I was off last Friday and Monday and took a four-day weekend birding trip to western Nebraska. The end of August and early September is one the most exciting times to go birding because migration peaks for many species, particularly passerines (songbirds). Once we move past early September, the number of species leaving our part of the world for warmer climes increases quickly . Many species like orioles, kingbirds and warblers will soon be all but summer memories. Fall migration occurs in spurts and is affected by weather. Cold fronts, in particular, influence when birds decide to take flight. However, not all cold fronts cause birds to migrate (and result in productive birding) and there are other variables affecting migration. Thus, birding is unpredictable and I seemed to have missed a big wave of migrants during my recent trip. By the end, I tallied 148 species and had a great time. I also got around. I visited two State Parks, nine State Recreation Areas, two Wildlife Management Areas, three Waterfowl Production Areas and two National Wildlife Refuges. Below, are some pictorial highlights from the trip.
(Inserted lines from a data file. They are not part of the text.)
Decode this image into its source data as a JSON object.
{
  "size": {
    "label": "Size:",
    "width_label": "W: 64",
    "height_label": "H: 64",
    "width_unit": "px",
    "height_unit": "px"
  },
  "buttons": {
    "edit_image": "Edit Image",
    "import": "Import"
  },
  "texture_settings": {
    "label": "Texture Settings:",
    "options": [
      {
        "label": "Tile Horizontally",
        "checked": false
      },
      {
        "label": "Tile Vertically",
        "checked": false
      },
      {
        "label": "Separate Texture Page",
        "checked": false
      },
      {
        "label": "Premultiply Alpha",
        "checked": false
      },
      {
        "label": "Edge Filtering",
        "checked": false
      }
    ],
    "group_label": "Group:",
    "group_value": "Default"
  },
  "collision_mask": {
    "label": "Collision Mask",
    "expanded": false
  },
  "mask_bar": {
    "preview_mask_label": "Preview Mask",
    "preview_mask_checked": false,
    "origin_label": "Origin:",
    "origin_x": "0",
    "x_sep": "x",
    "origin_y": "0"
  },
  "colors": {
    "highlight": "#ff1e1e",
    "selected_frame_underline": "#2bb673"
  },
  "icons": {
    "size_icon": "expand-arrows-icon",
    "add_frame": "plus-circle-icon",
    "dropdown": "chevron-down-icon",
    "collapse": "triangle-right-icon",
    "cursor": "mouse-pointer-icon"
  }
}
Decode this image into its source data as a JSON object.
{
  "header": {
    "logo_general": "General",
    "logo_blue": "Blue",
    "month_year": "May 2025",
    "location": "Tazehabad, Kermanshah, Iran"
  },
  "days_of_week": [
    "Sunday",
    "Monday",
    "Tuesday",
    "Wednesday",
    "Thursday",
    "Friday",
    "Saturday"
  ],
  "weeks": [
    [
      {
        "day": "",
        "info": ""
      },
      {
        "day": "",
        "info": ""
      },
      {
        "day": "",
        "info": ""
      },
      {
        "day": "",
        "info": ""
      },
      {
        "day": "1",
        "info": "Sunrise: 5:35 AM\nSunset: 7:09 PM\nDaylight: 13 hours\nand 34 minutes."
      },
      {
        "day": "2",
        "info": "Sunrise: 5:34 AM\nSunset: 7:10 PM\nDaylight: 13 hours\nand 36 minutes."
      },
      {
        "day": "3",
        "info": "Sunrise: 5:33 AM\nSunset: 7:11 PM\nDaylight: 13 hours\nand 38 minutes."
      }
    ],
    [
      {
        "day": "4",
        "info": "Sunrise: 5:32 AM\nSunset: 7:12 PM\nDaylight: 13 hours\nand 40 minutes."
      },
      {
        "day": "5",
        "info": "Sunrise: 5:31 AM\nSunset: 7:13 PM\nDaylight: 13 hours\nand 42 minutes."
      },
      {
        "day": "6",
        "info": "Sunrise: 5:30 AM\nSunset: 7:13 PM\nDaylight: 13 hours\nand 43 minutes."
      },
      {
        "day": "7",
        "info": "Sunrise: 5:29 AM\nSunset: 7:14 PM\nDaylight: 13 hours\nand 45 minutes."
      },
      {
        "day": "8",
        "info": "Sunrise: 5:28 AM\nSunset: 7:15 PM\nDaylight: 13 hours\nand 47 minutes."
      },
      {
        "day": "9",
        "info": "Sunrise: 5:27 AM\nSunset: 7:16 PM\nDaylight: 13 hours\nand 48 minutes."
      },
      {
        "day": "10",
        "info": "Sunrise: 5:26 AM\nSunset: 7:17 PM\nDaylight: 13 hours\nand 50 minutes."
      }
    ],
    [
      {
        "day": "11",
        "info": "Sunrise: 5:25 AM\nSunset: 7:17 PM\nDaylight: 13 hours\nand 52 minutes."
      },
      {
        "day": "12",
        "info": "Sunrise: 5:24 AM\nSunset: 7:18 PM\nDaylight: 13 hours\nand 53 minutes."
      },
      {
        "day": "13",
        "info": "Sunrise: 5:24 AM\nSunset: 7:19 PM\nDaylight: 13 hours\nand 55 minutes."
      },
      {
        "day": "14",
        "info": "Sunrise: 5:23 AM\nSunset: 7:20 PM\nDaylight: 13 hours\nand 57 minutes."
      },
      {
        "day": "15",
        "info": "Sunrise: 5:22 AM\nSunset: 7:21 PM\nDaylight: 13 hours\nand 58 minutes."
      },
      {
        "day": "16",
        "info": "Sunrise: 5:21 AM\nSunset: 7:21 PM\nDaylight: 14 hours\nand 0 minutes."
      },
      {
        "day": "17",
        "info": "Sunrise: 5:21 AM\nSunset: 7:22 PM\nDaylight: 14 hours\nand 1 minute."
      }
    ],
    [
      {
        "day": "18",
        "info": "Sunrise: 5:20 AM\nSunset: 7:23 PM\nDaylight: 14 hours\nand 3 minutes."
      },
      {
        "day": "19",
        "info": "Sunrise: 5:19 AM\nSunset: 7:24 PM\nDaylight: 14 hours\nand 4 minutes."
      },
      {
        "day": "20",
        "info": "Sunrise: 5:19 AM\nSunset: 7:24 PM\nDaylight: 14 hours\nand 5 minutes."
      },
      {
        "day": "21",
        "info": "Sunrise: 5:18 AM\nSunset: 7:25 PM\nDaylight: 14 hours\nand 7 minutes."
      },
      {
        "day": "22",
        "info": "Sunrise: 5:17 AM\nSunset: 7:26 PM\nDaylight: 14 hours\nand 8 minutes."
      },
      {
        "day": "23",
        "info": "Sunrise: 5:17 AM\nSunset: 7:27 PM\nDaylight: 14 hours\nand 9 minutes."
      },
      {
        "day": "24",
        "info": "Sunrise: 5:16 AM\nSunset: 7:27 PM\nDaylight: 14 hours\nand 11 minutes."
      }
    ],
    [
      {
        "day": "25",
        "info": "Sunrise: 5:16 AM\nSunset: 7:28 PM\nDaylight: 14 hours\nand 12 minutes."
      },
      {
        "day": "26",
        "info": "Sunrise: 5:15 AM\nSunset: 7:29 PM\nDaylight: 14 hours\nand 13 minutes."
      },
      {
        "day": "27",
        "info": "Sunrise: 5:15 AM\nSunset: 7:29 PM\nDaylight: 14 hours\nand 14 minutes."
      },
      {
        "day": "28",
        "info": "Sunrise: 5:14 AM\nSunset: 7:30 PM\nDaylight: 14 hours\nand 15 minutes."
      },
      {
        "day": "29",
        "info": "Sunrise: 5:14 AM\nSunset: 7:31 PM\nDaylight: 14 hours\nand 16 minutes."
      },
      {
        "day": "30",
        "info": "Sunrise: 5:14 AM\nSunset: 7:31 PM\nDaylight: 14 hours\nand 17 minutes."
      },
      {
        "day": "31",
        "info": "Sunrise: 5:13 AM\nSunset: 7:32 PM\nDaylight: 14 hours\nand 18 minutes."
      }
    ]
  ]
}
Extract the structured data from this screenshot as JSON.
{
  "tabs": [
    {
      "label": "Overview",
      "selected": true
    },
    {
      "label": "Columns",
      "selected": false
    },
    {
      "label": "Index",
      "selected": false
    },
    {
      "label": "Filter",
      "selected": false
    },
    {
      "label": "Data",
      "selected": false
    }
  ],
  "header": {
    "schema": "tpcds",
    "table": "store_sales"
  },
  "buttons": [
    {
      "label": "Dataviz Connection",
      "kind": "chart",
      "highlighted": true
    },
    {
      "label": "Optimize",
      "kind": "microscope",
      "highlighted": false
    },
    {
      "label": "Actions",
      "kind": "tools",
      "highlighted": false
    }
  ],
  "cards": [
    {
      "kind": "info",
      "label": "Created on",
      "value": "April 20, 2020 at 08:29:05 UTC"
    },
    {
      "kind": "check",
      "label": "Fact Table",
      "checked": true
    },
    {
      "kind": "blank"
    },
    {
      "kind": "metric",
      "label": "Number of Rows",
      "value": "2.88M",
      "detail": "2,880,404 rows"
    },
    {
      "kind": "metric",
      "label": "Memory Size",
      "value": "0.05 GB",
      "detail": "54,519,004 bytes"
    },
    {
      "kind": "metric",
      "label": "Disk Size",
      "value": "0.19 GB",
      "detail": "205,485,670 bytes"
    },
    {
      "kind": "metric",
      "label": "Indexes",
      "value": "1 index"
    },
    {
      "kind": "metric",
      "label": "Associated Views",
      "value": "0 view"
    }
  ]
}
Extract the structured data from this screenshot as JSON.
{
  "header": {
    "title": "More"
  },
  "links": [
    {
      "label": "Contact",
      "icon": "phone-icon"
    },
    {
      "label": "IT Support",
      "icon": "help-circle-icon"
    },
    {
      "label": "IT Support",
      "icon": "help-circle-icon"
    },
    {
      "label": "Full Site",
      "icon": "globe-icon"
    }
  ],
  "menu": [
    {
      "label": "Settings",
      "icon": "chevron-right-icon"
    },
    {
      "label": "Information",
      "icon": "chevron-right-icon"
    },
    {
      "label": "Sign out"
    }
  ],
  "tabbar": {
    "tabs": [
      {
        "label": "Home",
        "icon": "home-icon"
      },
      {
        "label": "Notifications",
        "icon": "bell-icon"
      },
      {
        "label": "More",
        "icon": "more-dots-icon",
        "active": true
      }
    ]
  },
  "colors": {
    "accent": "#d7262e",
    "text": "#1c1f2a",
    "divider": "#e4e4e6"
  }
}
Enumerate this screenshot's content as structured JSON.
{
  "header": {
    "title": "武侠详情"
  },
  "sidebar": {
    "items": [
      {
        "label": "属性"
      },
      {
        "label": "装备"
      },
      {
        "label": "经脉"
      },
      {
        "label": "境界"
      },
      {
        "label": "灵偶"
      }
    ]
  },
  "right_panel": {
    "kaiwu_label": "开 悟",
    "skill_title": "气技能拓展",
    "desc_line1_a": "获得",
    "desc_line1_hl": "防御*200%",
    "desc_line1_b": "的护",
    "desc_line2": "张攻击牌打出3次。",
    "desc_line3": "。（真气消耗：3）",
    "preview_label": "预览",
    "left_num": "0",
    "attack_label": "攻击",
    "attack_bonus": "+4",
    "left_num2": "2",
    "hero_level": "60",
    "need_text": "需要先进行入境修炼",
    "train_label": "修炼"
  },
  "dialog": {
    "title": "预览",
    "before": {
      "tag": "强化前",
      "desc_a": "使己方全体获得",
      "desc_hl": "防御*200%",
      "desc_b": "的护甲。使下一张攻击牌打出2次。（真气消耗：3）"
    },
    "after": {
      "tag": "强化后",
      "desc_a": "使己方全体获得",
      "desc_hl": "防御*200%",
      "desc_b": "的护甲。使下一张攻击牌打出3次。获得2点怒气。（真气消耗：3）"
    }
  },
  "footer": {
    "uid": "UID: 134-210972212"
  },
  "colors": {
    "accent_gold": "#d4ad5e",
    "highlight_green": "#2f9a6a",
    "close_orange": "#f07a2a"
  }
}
This Northern Waterthrush at Lake Ogallala SRA was one of the few “migrant” passerines encountered during the trip. This species breeds in northern forests in Canada and Alaska and winters in southern Mexico and points south.
This Olive-sided Flycatcher, also at Lake Ogallala SRA, is another species that breeds in northern forests. This individual may be in South America in a few weeks. The “vested” appearance of the Olive-sided Flycatcher is distinctive.
Unsettled weather made for interesting views of wide open landscapes. The pink smartweed blooming in this playa wetland in a wheat field in Deuel County was eye catching.
Sage Thrashers are uncommon migrants in extreme western Nebraska. This bird was one of ten at Oliver Reservoir Recreation Area, Kimball County.
Rock Wrens are typically found on rocky escarpments in western Nebraska, but migrating birds can be found in atypical habitats. This Rock Wren in Kimball County was along a road in open country.
This Rufous Hummingbird was coming to a feeder at a residence in Gering.
Not long ago, Lesser Goldfinches were not found in Nebraska. They have recently become a regularly occurring species that now breeds in the Wildcat Hills.
More unsettled weather and compelling interplay between land and sky, this time in the Pine Ridge southwest of Chadron.
Mississippi Kites are also increasing in Nebraska in towns like Ogallala, North Platte and Imperial. This juvenile was found in Ogallala.
Low water levels and extensive areas of mud at lakes such as Swanson Reservoir is attractive to migrant shorebirds.
Proving my point, these Snowy Plovers at Swanson Reservoir were one of the best finds of the trip.